[Items from an interface collection]

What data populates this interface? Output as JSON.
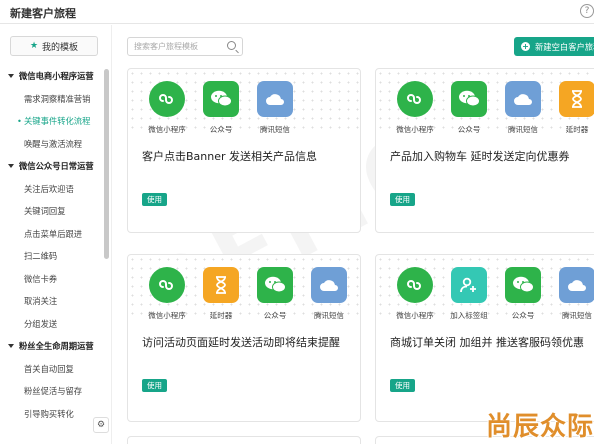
{
  "header": {
    "title": "新建客户旅程",
    "help_icon": "?"
  },
  "sidebar": {
    "my_templates": "我的模板",
    "groups": [
      {
        "label": "微信电商小程序运营",
        "items": [
          "需求洞察精准营销",
          "关键事件转化流程",
          "唤醒与激活流程"
        ],
        "active_index": 1
      },
      {
        "label": "微信公众号日常运营",
        "items": [
          "关注后欢迎语",
          "关键词回复",
          "点击菜单后跟进",
          "扫二维码",
          "微信卡券",
          "取消关注",
          "分组发送"
        ]
      },
      {
        "label": "粉丝全生命周期运营",
        "items": [
          "首关自动回复",
          "粉丝促活与留存",
          "引导购买转化"
        ]
      }
    ]
  },
  "toolbar": {
    "search_placeholder": "搜索客户旅程模板",
    "new_button": "新建空白客户旅程"
  },
  "cards": [
    {
      "title": "客户点击Banner 发送相关产品信息",
      "tag": "使用",
      "icons": [
        {
          "name": "miniprogram-icon",
          "label": "微信小程序",
          "color": "green"
        },
        {
          "name": "wechat-icon",
          "label": "公众号",
          "color": "wechat"
        },
        {
          "name": "cloud-sms-icon",
          "label": "腾讯短信",
          "color": "blue"
        }
      ]
    },
    {
      "title": "产品加入购物车 延时发送定向优惠券",
      "tag": "使用",
      "icons": [
        {
          "name": "miniprogram-icon",
          "label": "微信小程序",
          "color": "green"
        },
        {
          "name": "wechat-icon",
          "label": "公众号",
          "color": "wechat"
        },
        {
          "name": "cloud-sms-icon",
          "label": "腾讯短信",
          "color": "blue"
        },
        {
          "name": "hourglass-icon",
          "label": "延时器",
          "color": "orange"
        }
      ]
    },
    {
      "title": "访问活动页面延时发送活动即将结束提醒",
      "tag": "使用",
      "icons": [
        {
          "name": "miniprogram-icon",
          "label": "微信小程序",
          "color": "green"
        },
        {
          "name": "hourglass-icon",
          "label": "延时器",
          "color": "orange"
        },
        {
          "name": "wechat-icon",
          "label": "公众号",
          "color": "wechat"
        },
        {
          "name": "cloud-sms-icon",
          "label": "腾讯短信",
          "color": "blue"
        }
      ]
    },
    {
      "title": "商城订单关闭 加组并 推送客服码领优惠",
      "tag": "使用",
      "icons": [
        {
          "name": "miniprogram-icon",
          "label": "微信小程序",
          "color": "green"
        },
        {
          "name": "add-tag-icon",
          "label": "加入标签组",
          "color": "teal"
        },
        {
          "name": "wechat-icon",
          "label": "公众号",
          "color": "wechat"
        },
        {
          "name": "cloud-sms-icon",
          "label": "腾讯短信",
          "color": "blue"
        }
      ]
    }
  ],
  "watermark": "DEMO",
  "brand_watermark": "尚辰众际",
  "colors": {
    "accent": "#17a589",
    "green": "#2eb34a",
    "blue": "#6f9fd6",
    "orange": "#f5a623",
    "teal": "#34c8b4"
  }
}
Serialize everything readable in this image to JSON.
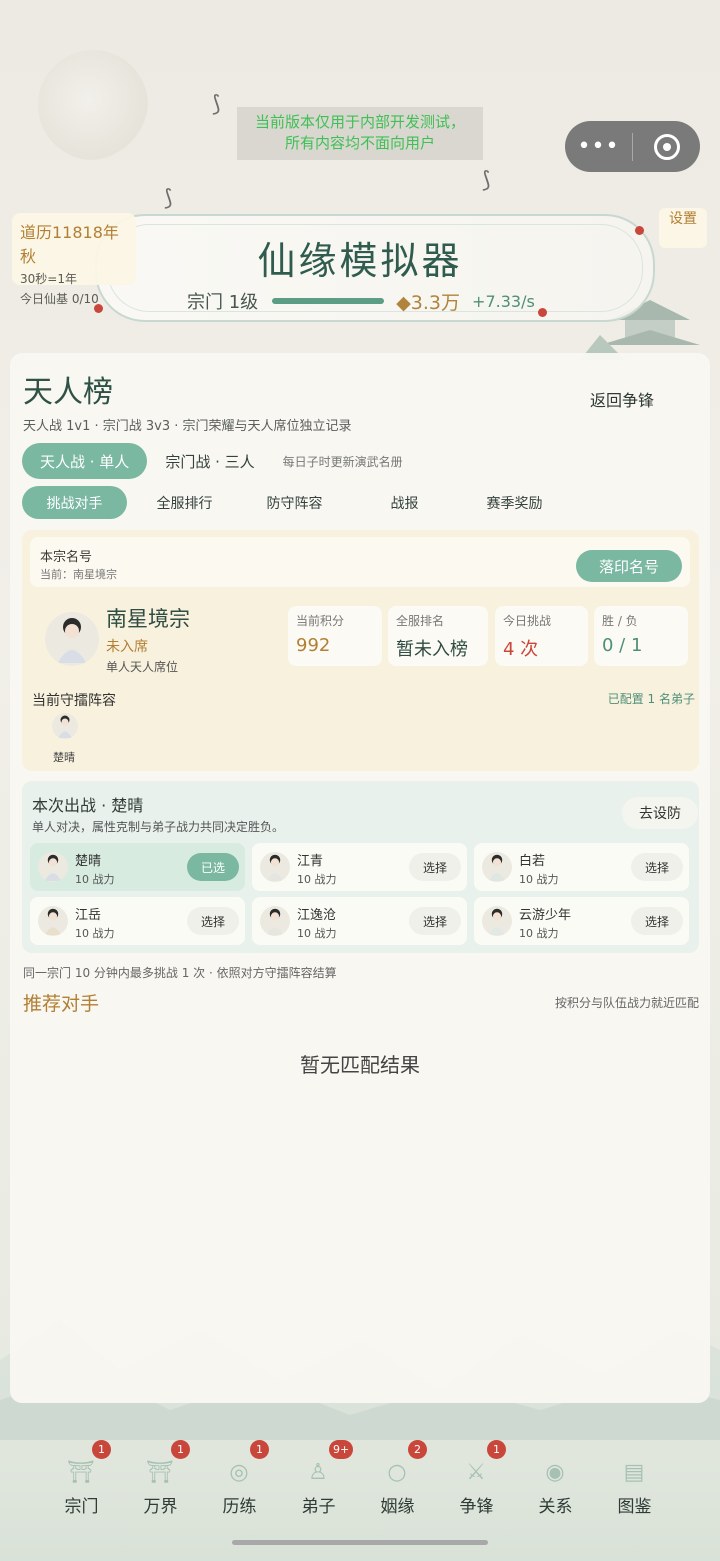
{
  "notice": {
    "line1": "当前版本仅用于内部开发测试，",
    "line2": "所有内容均不面向用户"
  },
  "header": {
    "calendar_line1": "道历11818年秋",
    "calendar_line2": "30秒=1年",
    "calendar_line3": "今日仙基 0/10",
    "settings_label": "设置",
    "app_title": "仙缘模拟器",
    "sect_level": "宗门 1级",
    "spirit_stones": "◆3.3万",
    "rate": "+7.33/s"
  },
  "panel": {
    "title": "天人榜",
    "subtitle": "天人战 1v1 · 宗门战 3v3 · 宗门荣耀与天人席位独立记录",
    "back_button": "返回争锋",
    "mode_tabs": [
      {
        "label": "天人战 · 单人"
      },
      {
        "label": "宗门战 · 三人"
      }
    ],
    "mode_hint": "每日子时更新演武名册",
    "sub_tabs": [
      {
        "label": "挑战对手"
      },
      {
        "label": "全服排行"
      },
      {
        "label": "防守阵容"
      },
      {
        "label": "战报"
      },
      {
        "label": "赛季奖励"
      }
    ]
  },
  "seal": {
    "label": "本宗名号",
    "current": "当前：南星境宗",
    "button": "落印名号",
    "sect_name": "南星境宗",
    "seat_status": "未入席",
    "seat_type": "单人天人席位",
    "stats": [
      {
        "key": "当前积分",
        "value": "992"
      },
      {
        "key": "全服排名",
        "value": "暂未入榜"
      },
      {
        "key": "今日挑战",
        "value": "4 次"
      },
      {
        "key": "胜 / 负",
        "value": "0 / 1"
      }
    ],
    "defense_title": "当前守擂阵容",
    "defense_count": "已配置 1 名弟子",
    "defense_member": "楚晴"
  },
  "battle": {
    "title": "本次出战 · 楚晴",
    "desc": "单人对决，属性克制与弟子战力共同决定胜负。",
    "defend_button": "去设防",
    "disciples": [
      {
        "name": "楚晴",
        "power": "10 战力",
        "button": "已选"
      },
      {
        "name": "江青",
        "power": "10 战力",
        "button": "选择"
      },
      {
        "name": "白若",
        "power": "10 战力",
        "button": "选择"
      },
      {
        "name": "江岳",
        "power": "10 战力",
        "button": "选择"
      },
      {
        "name": "江逸沧",
        "power": "10 战力",
        "button": "选择"
      },
      {
        "name": "云游少年",
        "power": "10 战力",
        "button": "选择"
      }
    ]
  },
  "rule_note": "同一宗门 10 分钟内最多挑战 1 次 · 依照对方守擂阵容结算",
  "recommend": {
    "title": "推荐对手",
    "hint": "按积分与队伍战力就近匹配",
    "empty": "暂无匹配结果"
  },
  "nav": [
    {
      "label": "宗门",
      "badge": "1",
      "icon": "sect-icon"
    },
    {
      "label": "万界",
      "badge": "1",
      "icon": "gate-icon"
    },
    {
      "label": "历练",
      "badge": "1",
      "icon": "journey-icon"
    },
    {
      "label": "弟子",
      "badge": "9+",
      "icon": "disciple-icon"
    },
    {
      "label": "姻缘",
      "badge": "2",
      "icon": "ring-icon"
    },
    {
      "label": "争锋",
      "badge": "1",
      "icon": "swords-icon"
    },
    {
      "label": "关系",
      "badge": "",
      "icon": "jade-icon"
    },
    {
      "label": "图鉴",
      "badge": "",
      "icon": "book-icon"
    }
  ],
  "colors": {
    "accent": "#7ab8a2",
    "gold": "#b27f33",
    "badge": "#c9463a",
    "notice_text": "#3fbf55"
  }
}
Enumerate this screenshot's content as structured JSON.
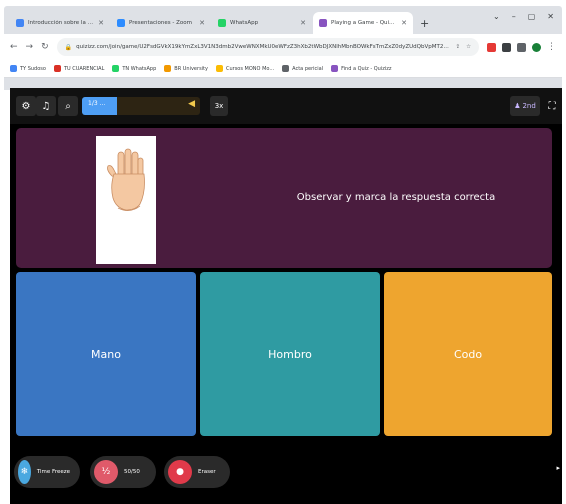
{
  "browser": {
    "tabs": [
      {
        "title": "Introducción sobre la lección",
        "icon": "doc-icon",
        "color": "#4285f4",
        "active": false
      },
      {
        "title": "Presentaciones - Zoom",
        "icon": "zoom-icon",
        "color": "#2d8cff",
        "active": false
      },
      {
        "title": "WhatsApp",
        "icon": "whatsapp-icon",
        "color": "#25d366",
        "active": false
      },
      {
        "title": "Playing a Game - Quizizz",
        "icon": "quizizz-icon",
        "color": "#8854c0",
        "active": true
      }
    ],
    "tab_close_glyph": "✕",
    "new_tab_glyph": "+",
    "window_controls": [
      "⌄",
      "–",
      "▢",
      "✕"
    ],
    "url": "quizizz.com/join/game/U2FsdGVkX19kYmZxL3V1N3dmb2VweWNXMkU0eWFzZ3hXb2tWbDJXNlhMbnBOWkFsTmZxZ0dyZUdQbVpMT2t4bk9sSWpRNnA4",
    "bookmarks": [
      {
        "label": "TY Sudoso",
        "color": "#4285f4"
      },
      {
        "label": "TU CUARENCIAL",
        "color": "#d93025"
      },
      {
        "label": "TN WhatsApp",
        "color": "#25d366"
      },
      {
        "label": "BR University",
        "color": "#f29900"
      },
      {
        "label": "Cursos MONO Mo...",
        "color": "#fbbc04"
      },
      {
        "label": "Acta pericial",
        "color": "#5f6368"
      },
      {
        "label": "Find a Quiz - Quizizz",
        "color": "#8854c0"
      }
    ]
  },
  "quiz": {
    "progress": {
      "label": "1/3 ...",
      "fraction": 0.3,
      "tail_glyph": "◀"
    },
    "counter": "3x",
    "right_button": {
      "icon": "person-icon",
      "label": "2nd"
    },
    "question": {
      "text": "Observar y marca la respuesta correcta",
      "image": "hand-image"
    },
    "options": [
      {
        "label": "Mano",
        "color": "#3a76c2"
      },
      {
        "label": "Hombro",
        "color": "#2f9ba2"
      },
      {
        "label": "Codo",
        "color": "#eea52f"
      }
    ],
    "powerups": [
      {
        "label": "Time Freeze",
        "icon": "snowflake-icon",
        "color": "#4aa8e0"
      },
      {
        "label": "50/50",
        "icon": "fifty-icon",
        "color": "#e05a6a"
      },
      {
        "label": "Eraser",
        "icon": "eraser-icon",
        "color": "#e03a4a"
      }
    ]
  }
}
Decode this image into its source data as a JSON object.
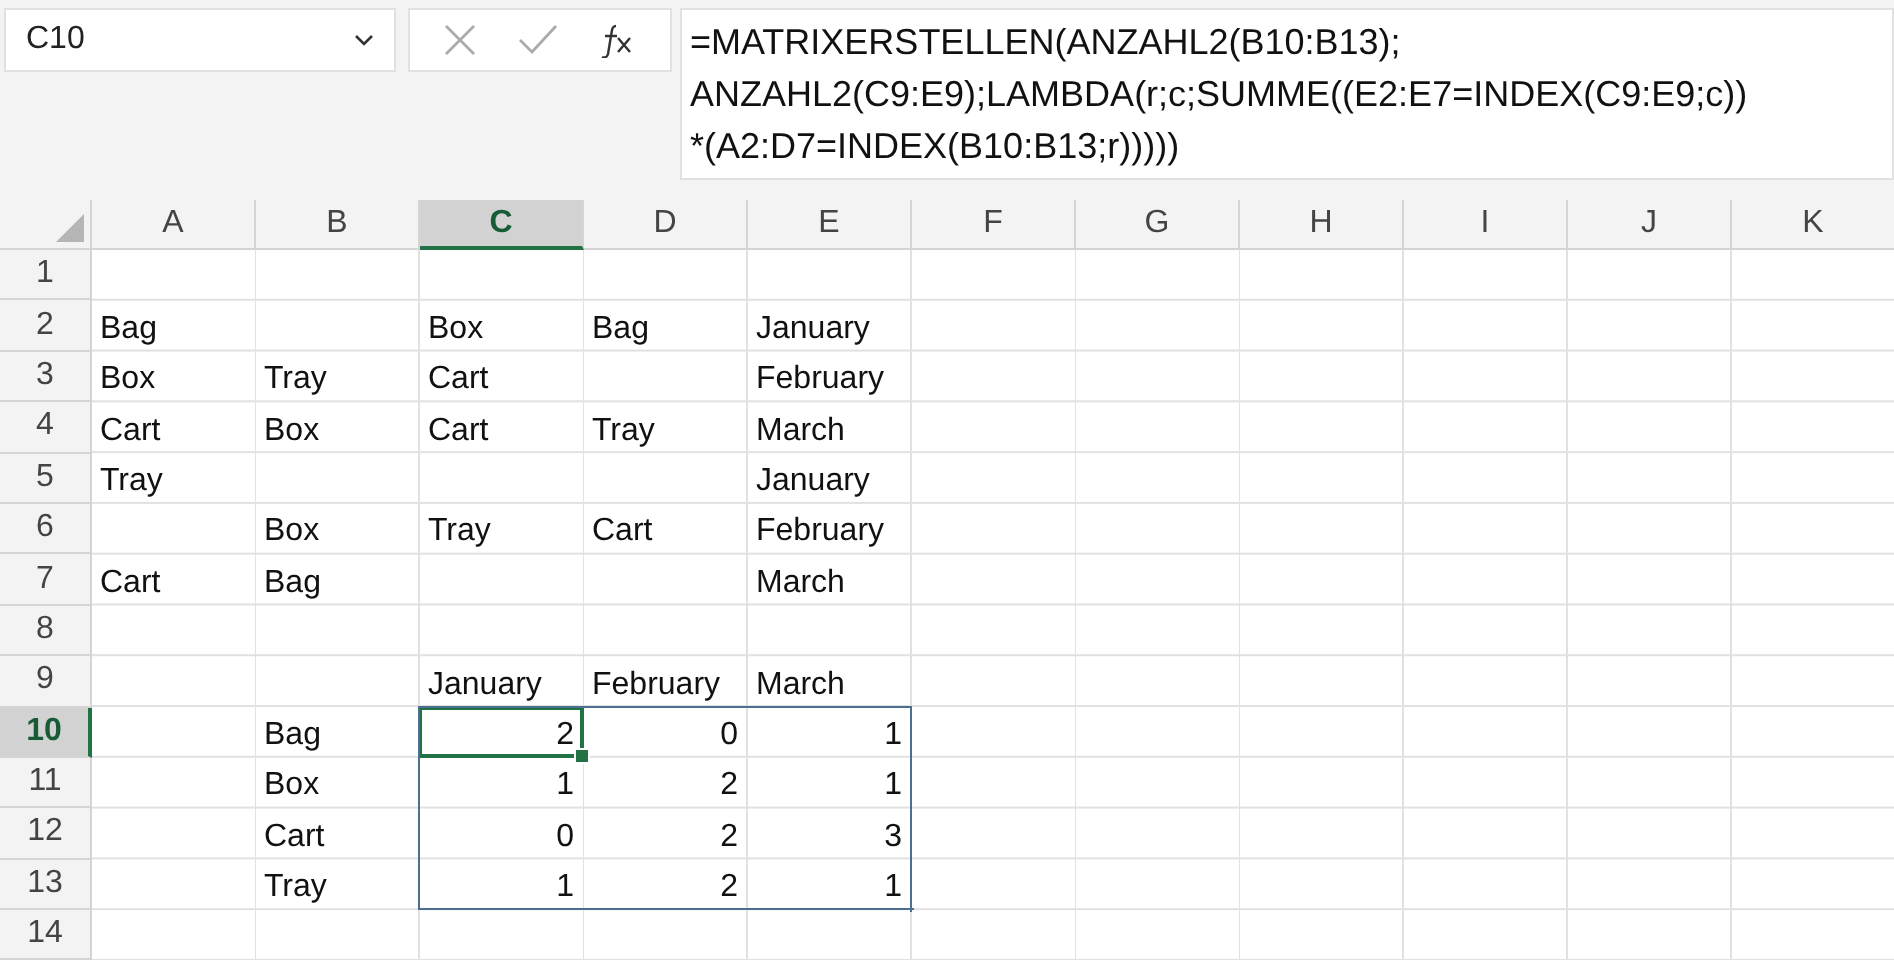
{
  "name_box": {
    "value": "C10"
  },
  "formula_bar": {
    "lines": [
      "=MATRIXERSTELLEN(ANZAHL2(B10:B13);",
      "ANZAHL2(C9:E9);LAMBDA(r;c;SUMME((E2:E7=INDEX(C9:E9;c))",
      "*(A2:D7=INDEX(B10:B13;r)))))"
    ]
  },
  "columns": [
    {
      "label": "A",
      "selected": false
    },
    {
      "label": "B",
      "selected": false
    },
    {
      "label": "C",
      "selected": true
    },
    {
      "label": "D",
      "selected": false
    },
    {
      "label": "E",
      "selected": false
    },
    {
      "label": "F",
      "selected": false
    },
    {
      "label": "G",
      "selected": false
    },
    {
      "label": "H",
      "selected": false
    },
    {
      "label": "I",
      "selected": false
    },
    {
      "label": "J",
      "selected": false
    },
    {
      "label": "K",
      "selected": false
    }
  ],
  "rows": [
    {
      "label": "1",
      "selected": false,
      "cells": []
    },
    {
      "label": "2",
      "selected": false,
      "cells": [
        {
          "kind": "text",
          "text": "Bag"
        },
        null,
        {
          "kind": "text",
          "text": "Box"
        },
        {
          "kind": "text",
          "text": "Bag"
        },
        {
          "kind": "text",
          "text": "January"
        }
      ]
    },
    {
      "label": "3",
      "selected": false,
      "cells": [
        {
          "kind": "text",
          "text": "Box"
        },
        {
          "kind": "text",
          "text": "Tray"
        },
        {
          "kind": "text",
          "text": "Cart"
        },
        null,
        {
          "kind": "text",
          "text": "February"
        }
      ]
    },
    {
      "label": "4",
      "selected": false,
      "cells": [
        {
          "kind": "text",
          "text": "Cart"
        },
        {
          "kind": "text",
          "text": "Box"
        },
        {
          "kind": "text",
          "text": "Cart"
        },
        {
          "kind": "text",
          "text": "Tray"
        },
        {
          "kind": "text",
          "text": "March"
        }
      ]
    },
    {
      "label": "5",
      "selected": false,
      "cells": [
        {
          "kind": "text",
          "text": "Tray"
        },
        null,
        null,
        null,
        {
          "kind": "text",
          "text": "January"
        }
      ]
    },
    {
      "label": "6",
      "selected": false,
      "cells": [
        null,
        {
          "kind": "text",
          "text": "Box"
        },
        {
          "kind": "text",
          "text": "Tray"
        },
        {
          "kind": "text",
          "text": "Cart"
        },
        {
          "kind": "text",
          "text": "February"
        }
      ]
    },
    {
      "label": "7",
      "selected": false,
      "cells": [
        {
          "kind": "text",
          "text": "Cart"
        },
        {
          "kind": "text",
          "text": "Bag"
        },
        null,
        null,
        {
          "kind": "text",
          "text": "March"
        }
      ]
    },
    {
      "label": "8",
      "selected": false,
      "cells": []
    },
    {
      "label": "9",
      "selected": false,
      "cells": [
        null,
        null,
        {
          "kind": "text",
          "text": "January"
        },
        {
          "kind": "text",
          "text": "February"
        },
        {
          "kind": "text",
          "text": "March"
        }
      ]
    },
    {
      "label": "10",
      "selected": true,
      "cells": [
        null,
        {
          "kind": "text",
          "text": "Bag"
        },
        {
          "kind": "spill",
          "text": "2",
          "active": true
        },
        {
          "kind": "spill",
          "text": "0",
          "active": false
        },
        {
          "kind": "spill",
          "text": "1",
          "active": false
        }
      ]
    },
    {
      "label": "11",
      "selected": false,
      "cells": [
        null,
        {
          "kind": "text",
          "text": "Box"
        },
        {
          "kind": "spill",
          "text": "1",
          "active": false
        },
        {
          "kind": "spill",
          "text": "2",
          "active": false
        },
        {
          "kind": "spill",
          "text": "1",
          "active": false
        }
      ]
    },
    {
      "label": "12",
      "selected": false,
      "cells": [
        null,
        {
          "kind": "text",
          "text": "Cart"
        },
        {
          "kind": "spill",
          "text": "0",
          "active": false
        },
        {
          "kind": "spill",
          "text": "2",
          "active": false
        },
        {
          "kind": "spill",
          "text": "3",
          "active": false
        }
      ]
    },
    {
      "label": "13",
      "selected": false,
      "cells": [
        null,
        {
          "kind": "text",
          "text": "Tray"
        },
        {
          "kind": "spill",
          "text": "1",
          "active": false
        },
        {
          "kind": "spill",
          "text": "2",
          "active": false
        },
        {
          "kind": "spill",
          "text": "1",
          "active": false
        }
      ]
    },
    {
      "label": "14",
      "selected": false,
      "cells": []
    }
  ]
}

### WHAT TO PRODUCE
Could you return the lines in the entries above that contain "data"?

### OUTPUT
What data populates this interface? Output as JSON.
Decode this image into its source data as a JSON object.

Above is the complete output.